Locate the word "nozzle" in the entries below, then gather every line that holds it.

··· RECORDS

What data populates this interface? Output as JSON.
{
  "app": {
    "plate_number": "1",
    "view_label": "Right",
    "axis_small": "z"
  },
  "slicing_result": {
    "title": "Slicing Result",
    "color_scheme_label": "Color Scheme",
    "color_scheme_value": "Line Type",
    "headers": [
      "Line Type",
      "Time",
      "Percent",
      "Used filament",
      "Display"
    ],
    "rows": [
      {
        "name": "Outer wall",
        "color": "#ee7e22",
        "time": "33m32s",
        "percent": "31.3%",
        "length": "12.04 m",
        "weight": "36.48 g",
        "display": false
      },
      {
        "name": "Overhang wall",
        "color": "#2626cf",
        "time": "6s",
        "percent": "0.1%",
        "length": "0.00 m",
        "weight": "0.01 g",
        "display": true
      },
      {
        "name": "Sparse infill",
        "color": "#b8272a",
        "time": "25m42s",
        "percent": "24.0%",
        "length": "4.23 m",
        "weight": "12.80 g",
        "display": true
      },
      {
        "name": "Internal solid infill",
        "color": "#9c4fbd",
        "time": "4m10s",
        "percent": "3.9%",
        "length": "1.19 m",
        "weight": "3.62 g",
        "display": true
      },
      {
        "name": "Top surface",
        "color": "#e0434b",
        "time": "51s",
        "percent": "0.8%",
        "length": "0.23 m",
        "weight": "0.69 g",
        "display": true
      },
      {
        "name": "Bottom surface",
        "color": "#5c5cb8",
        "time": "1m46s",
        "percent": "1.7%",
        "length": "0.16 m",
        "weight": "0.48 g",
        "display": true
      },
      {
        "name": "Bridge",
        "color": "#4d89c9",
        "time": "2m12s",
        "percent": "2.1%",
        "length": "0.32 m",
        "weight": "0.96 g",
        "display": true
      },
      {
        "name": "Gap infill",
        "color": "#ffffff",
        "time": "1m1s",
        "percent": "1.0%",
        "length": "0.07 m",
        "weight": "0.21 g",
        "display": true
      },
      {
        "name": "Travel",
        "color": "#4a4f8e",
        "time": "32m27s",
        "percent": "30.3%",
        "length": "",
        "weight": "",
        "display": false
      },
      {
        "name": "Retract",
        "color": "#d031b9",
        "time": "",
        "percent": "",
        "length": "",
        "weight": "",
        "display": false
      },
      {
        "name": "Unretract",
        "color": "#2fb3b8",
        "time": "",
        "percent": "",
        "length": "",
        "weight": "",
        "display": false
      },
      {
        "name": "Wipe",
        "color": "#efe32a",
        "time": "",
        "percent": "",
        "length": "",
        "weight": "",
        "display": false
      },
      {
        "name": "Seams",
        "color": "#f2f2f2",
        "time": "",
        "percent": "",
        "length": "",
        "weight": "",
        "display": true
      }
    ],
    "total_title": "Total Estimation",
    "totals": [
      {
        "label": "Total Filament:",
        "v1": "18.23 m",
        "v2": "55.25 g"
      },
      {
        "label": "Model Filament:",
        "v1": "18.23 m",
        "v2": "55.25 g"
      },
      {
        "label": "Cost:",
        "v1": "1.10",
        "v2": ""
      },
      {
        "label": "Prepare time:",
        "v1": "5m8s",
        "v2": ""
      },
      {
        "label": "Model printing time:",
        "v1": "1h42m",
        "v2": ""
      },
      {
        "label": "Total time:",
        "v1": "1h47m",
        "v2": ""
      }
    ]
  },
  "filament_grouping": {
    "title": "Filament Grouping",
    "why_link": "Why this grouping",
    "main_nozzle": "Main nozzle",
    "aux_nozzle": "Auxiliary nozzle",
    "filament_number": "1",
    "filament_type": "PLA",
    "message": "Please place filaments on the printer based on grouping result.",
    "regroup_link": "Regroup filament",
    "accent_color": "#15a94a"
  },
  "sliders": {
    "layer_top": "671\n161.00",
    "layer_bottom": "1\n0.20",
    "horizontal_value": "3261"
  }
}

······

RESPONSE FOR THIS EXERCISE »
    "main_nozzle": "Main nozzle",
    "aux_nozzle": "Auxiliary nozzle",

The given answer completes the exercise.